The Penguins have been guilty all season of taking offensive-zone penalties and took two at an inopportune time. Forward Boone Jenner, whose net-front presence drew a penalty earlier in the first period, scored the goal that gave the Blue Jackets hope.
They received far more hope — and a bushel of power plays — in the second period, when the Penguins were short-handed four more times.
Stempniak was given a four-minute penalty for a high-stick infraction, and in the early stages of that penalty kill, center Brandon Sutter was penalized for shooting the puck over the glass.
Sutter, who rarely complains to officials, vehemently denied the call to no avail.
With the Penguins down by two men for two minutes, they finally allowed a goal as center Ryan Johansen scored on a tap-in to pull the Blue Jackets within one.
The Penguins weren't done being generous. Niskanen was called for tripping with two minutes remaining in the second period. With the crowd on its feet for the entire two minutes, the Penguins' penalty killers — looking exhausted — and goaltender Marc-Andre Fleury were able to send the game to the third period with the lead still intact.
“When you're in the box all the time it hurts because it keeps your best players off the ice,” left wing Tanner Glass said.
Although the game went to overtime, Sidney Crosby played only 18:47, well below his season average. Evgeni Malkin played 20:47.
The Penguins managed to stay out of the penalty box in the third period and overtime, but by then, the damage was done.
Show commenting policy
TribLive commenting policy
You are solely responsible for your comments and by using TribLive.com you agree to our Terms of Service.
We moderate comments. Our goal is to provide substantive commentary for a general readership. By screening submissions, we provide a space where readers can share intelligent and informed commentary that enhances the quality of our news and information.
While most comments will be posted if they are on-topic and not abusive, moderating decisions are subjective. We will make them as carefully and consistently as we can. Because of the volume of reader comments, we cannot review individual moderation decisions with readers.
We value thoughtful comments representing a range of views that make their point quickly and politely. We make an effort to protect discussions from repeated comments either by the same reader or different readers.
We follow the same standards for taste as the daily newspaper. A few things we won't tolerate: personal attacks, obscenity, vulgarity, profanity (including expletives and letters followed by dashes), commercial promotion, impersonations, incoherence, proselytizing and SHOUTING. Don't include URLs to Web sites.

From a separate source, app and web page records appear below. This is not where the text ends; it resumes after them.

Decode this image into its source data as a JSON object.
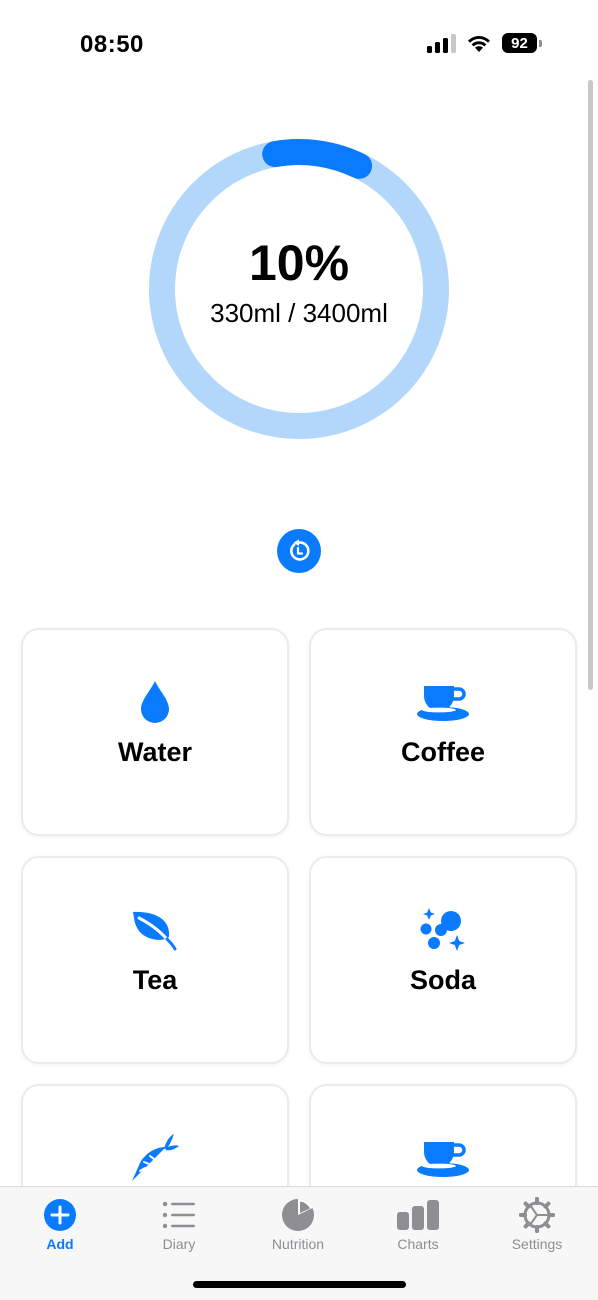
{
  "status_bar": {
    "time": "08:50",
    "battery": "92",
    "icons": [
      "cellular-signal-icon",
      "wifi-icon",
      "battery-icon"
    ]
  },
  "progress": {
    "percent_label": "10%",
    "amount_label": "330ml / 3400ml",
    "fraction": 0.1,
    "track_color": "#b3d6fb",
    "fill_color": "#0a7aff"
  },
  "reset": {
    "icon": "reset-arrow-icon"
  },
  "drinks": [
    {
      "label": "Water",
      "icon": "water-drop-icon"
    },
    {
      "label": "Coffee",
      "icon": "coffee-cup-icon"
    },
    {
      "label": "Tea",
      "icon": "leaf-icon"
    },
    {
      "label": "Soda",
      "icon": "bubbles-icon"
    },
    {
      "label": "",
      "icon": "carrot-icon"
    },
    {
      "label": "",
      "icon": "cup-icon"
    }
  ],
  "tabs": [
    {
      "label": "Add",
      "icon": "add-circle-icon",
      "active": true
    },
    {
      "label": "Diary",
      "icon": "list-icon",
      "active": false
    },
    {
      "label": "Nutrition",
      "icon": "pie-chart-icon",
      "active": false
    },
    {
      "label": "Charts",
      "icon": "bar-chart-icon",
      "active": false
    },
    {
      "label": "Settings",
      "icon": "gear-icon",
      "active": false
    }
  ],
  "colors": {
    "accent": "#0a7aff",
    "inactive": "#8e8e93"
  }
}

We do not edit comments. They are either approved or deleted. We reserve the right to edit a comment that is quoted or excerpted in an article. In this case, we may fix spelling and punctuation.
We welcome strong opinions and criticism of our work, but we don't want comments to become bogged down with discussions of our policies and we will moderate accordingly.

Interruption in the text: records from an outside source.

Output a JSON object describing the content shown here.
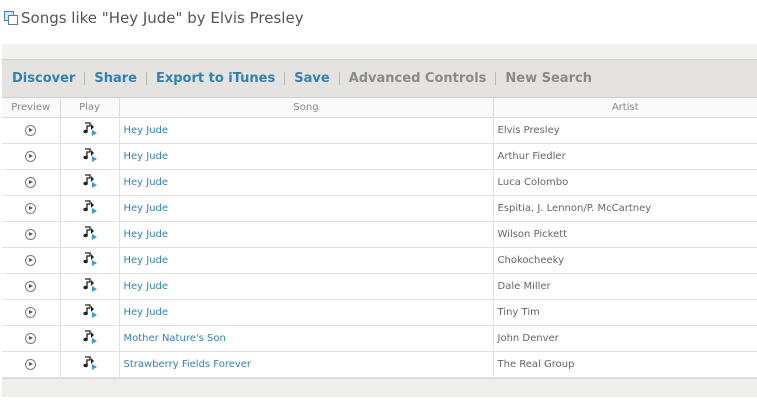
{
  "page": {
    "title": "Songs like \"Hey Jude\" by Elvis Presley"
  },
  "toolbar": {
    "items": [
      {
        "label": "Discover",
        "style": "link"
      },
      {
        "label": "Share",
        "style": "link"
      },
      {
        "label": "Export to iTunes",
        "style": "link"
      },
      {
        "label": "Save",
        "style": "link"
      },
      {
        "label": "Advanced Controls",
        "style": "muted"
      },
      {
        "label": "New Search",
        "style": "muted"
      }
    ]
  },
  "table": {
    "headers": {
      "preview": "Preview",
      "play": "Play",
      "song": "Song",
      "artist": "Artist"
    },
    "rows": [
      {
        "song": "Hey Jude",
        "artist": "Elvis Presley"
      },
      {
        "song": "Hey Jude",
        "artist": "Arthur Fiedler"
      },
      {
        "song": "Hey Jude",
        "artist": "Luca Colombo"
      },
      {
        "song": "Hey Jude",
        "artist": "Espitia, J. Lennon/P. McCartney"
      },
      {
        "song": "Hey Jude",
        "artist": "Wilson Pickett"
      },
      {
        "song": "Hey Jude",
        "artist": "Chokocheeky"
      },
      {
        "song": "Hey Jude",
        "artist": "Dale Miller"
      },
      {
        "song": "Hey Jude",
        "artist": "Tiny Tim"
      },
      {
        "song": "Mother Nature's Son",
        "artist": "John Denver"
      },
      {
        "song": "Strawberry Fields Forever",
        "artist": "The Real Group"
      }
    ]
  },
  "icons": {
    "title": "playlist-icon",
    "preview": "preview-play-icon",
    "play": "add-to-player-icon"
  },
  "colors": {
    "link": "#2d83b8",
    "muted": "#8a8a8a",
    "toolbar_bg": "#e4e3e0"
  }
}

We appreciate it when readers and people quoted in articles or blog posts point out errors of fact or emphasis and will investigate all assertions. But these suggestions should be sent via e-mail. To avoid distracting other readers, we won't publish comments that suggest a correction. Instead, corrections will be made in a blog post or in an article.
- Ex-Penguins defenseman Niskanen still miffed by coaches’ firings
- Minor league report: Other prospects on Penguins’ radar
- Penguins notebook: Memorable night for Pouliot, Trocheck
- Pouliot scores in NHL debut as Penguins tame Panthers
- Penguins star Crosby talks about his experience with mumps
- Penguins notebook: Kunitz ‘really close’ to return
- With 3 more players possibly affected, Pens’ mumps fight escalates
- ‘Rash of sickness’ hits Crosby, Penguins
- Mumps confirmed for Penguins’ Bennett; team intern also affected
- Penguins notebook: Kunitz tests foot by skating during practice
- Penguins notebook: Zatkoff returns to team as Fleury’s backup